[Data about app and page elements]
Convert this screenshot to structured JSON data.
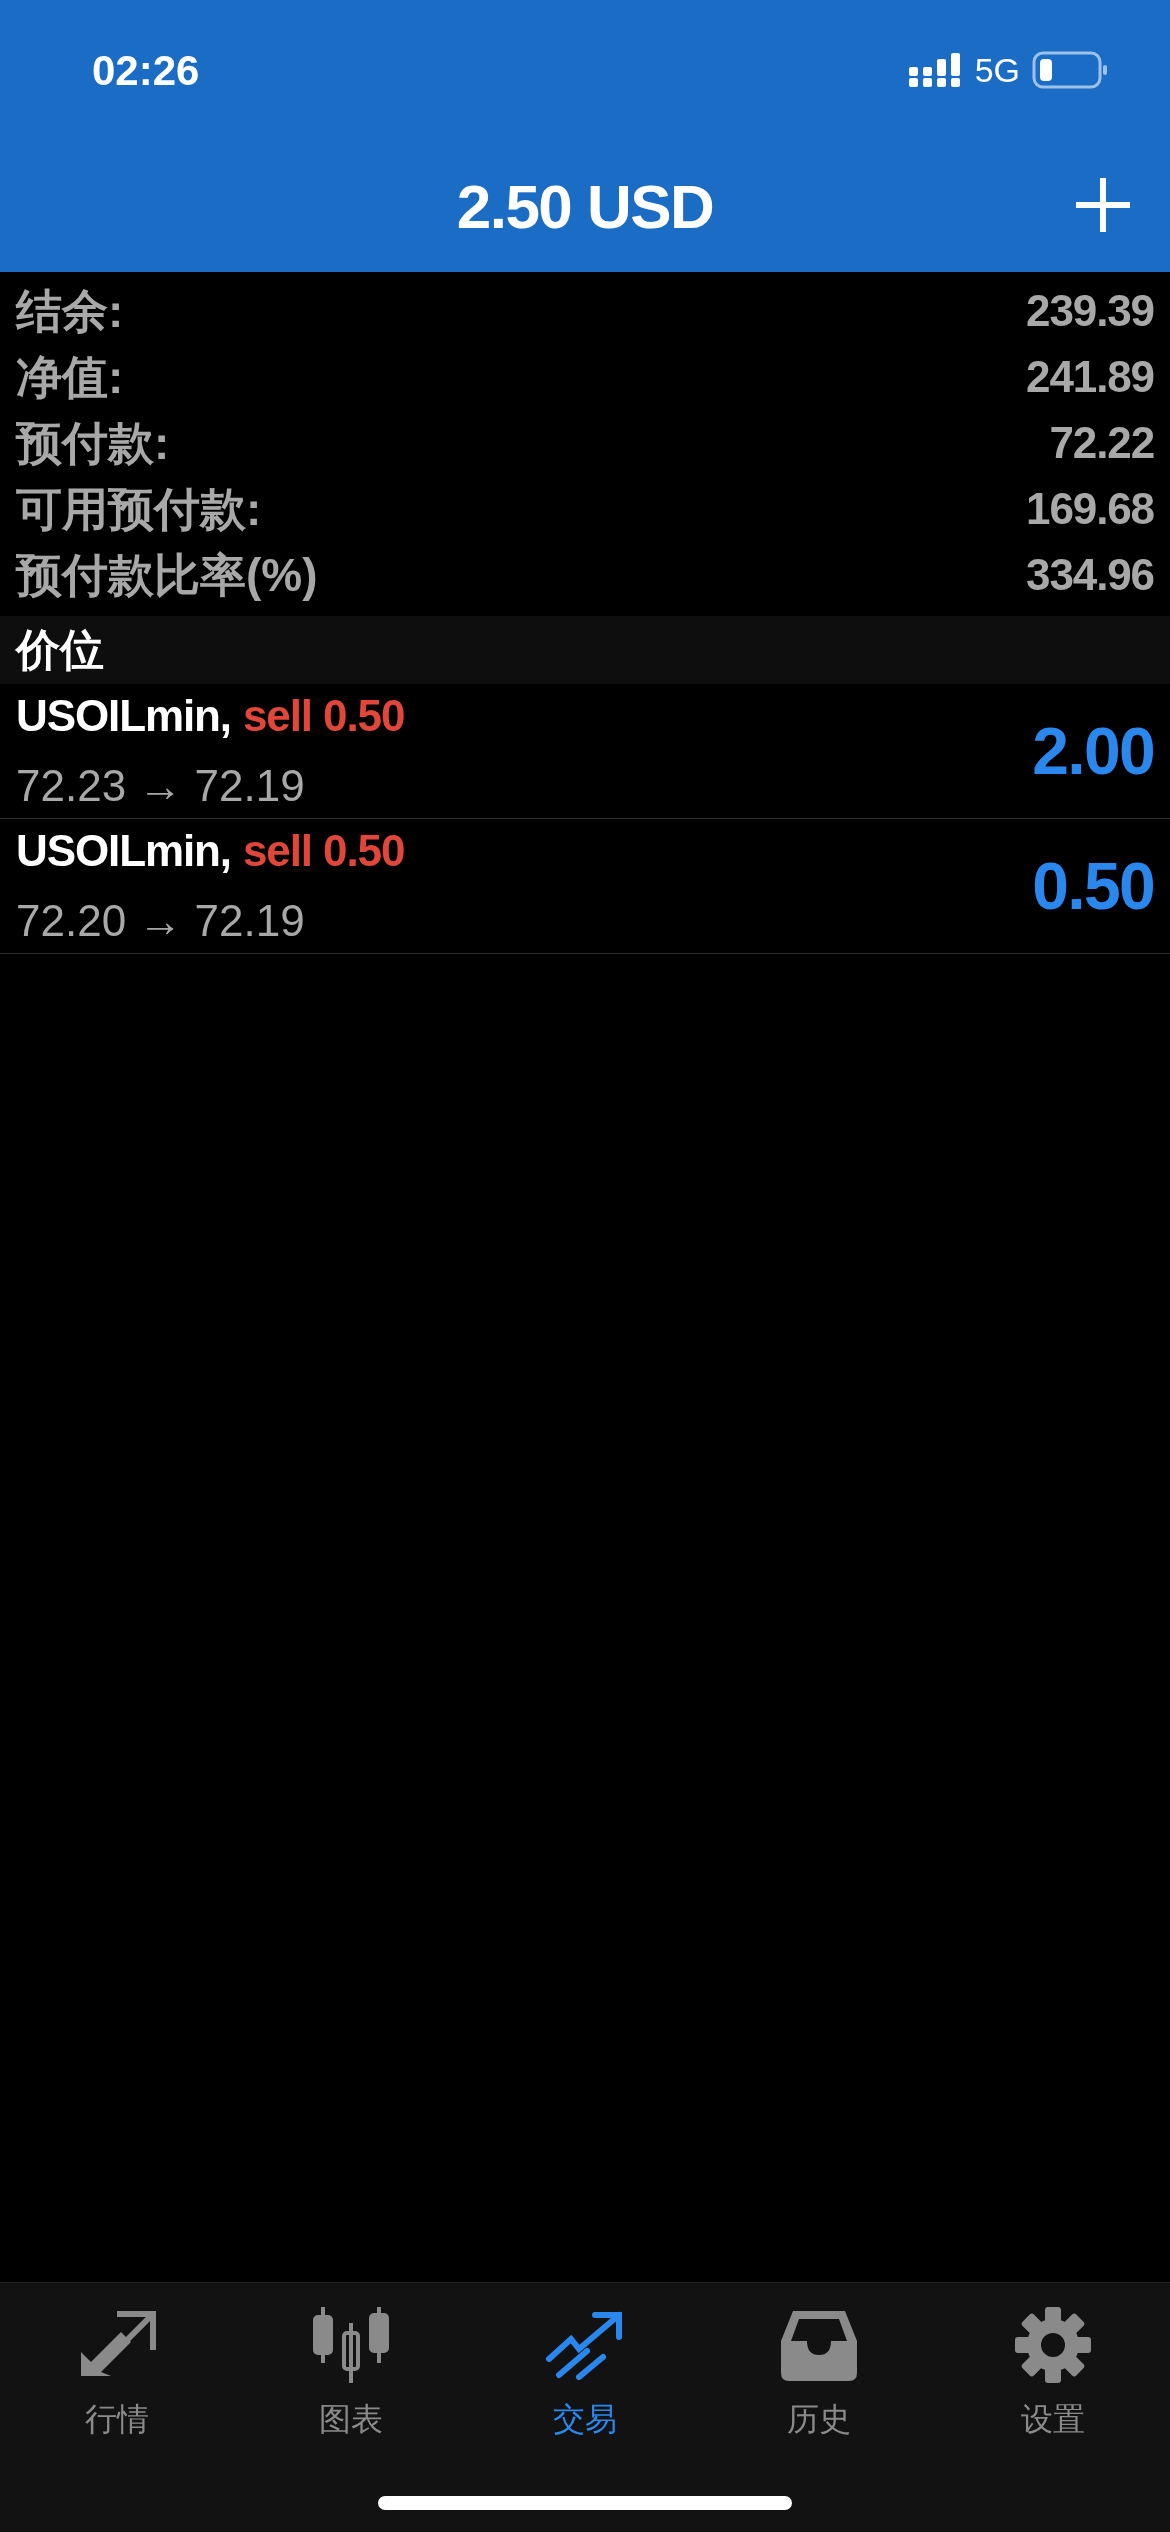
{
  "status_bar": {
    "time": "02:26",
    "network": "5G"
  },
  "header": {
    "title": "2.50 USD"
  },
  "summary": [
    {
      "label": "结余:",
      "value": "239.39"
    },
    {
      "label": "净值:",
      "value": "241.89"
    },
    {
      "label": "预付款:",
      "value": "72.22"
    },
    {
      "label": "可用预付款:",
      "value": "169.68"
    },
    {
      "label": "预付款比率(%)",
      "value": "334.96"
    }
  ],
  "section": {
    "title": "价位"
  },
  "positions": [
    {
      "symbol": "USOILmin,",
      "order": "sell 0.50",
      "prices": "72.23 → 72.19",
      "profit": "2.00"
    },
    {
      "symbol": "USOILmin,",
      "order": "sell 0.50",
      "prices": "72.20 → 72.19",
      "profit": "0.50"
    }
  ],
  "tabs": [
    {
      "kind": "quotes",
      "label": "行情",
      "selected": false
    },
    {
      "kind": "charts",
      "label": "图表",
      "selected": false
    },
    {
      "kind": "trade",
      "label": "交易",
      "selected": true
    },
    {
      "kind": "history",
      "label": "历史",
      "selected": false
    },
    {
      "kind": "settings",
      "label": "设置",
      "selected": false
    }
  ]
}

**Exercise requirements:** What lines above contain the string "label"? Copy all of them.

**Written reply:**
      "label": "结余:",
      "label": "净值:",
      "label": "预付款:",
      "label": "可用预付款:",
      "label": "预付款比率(%)",
      "label": "行情",
      "label": "图表",
      "label": "交易",
      "label": "历史",
      "label": "设置",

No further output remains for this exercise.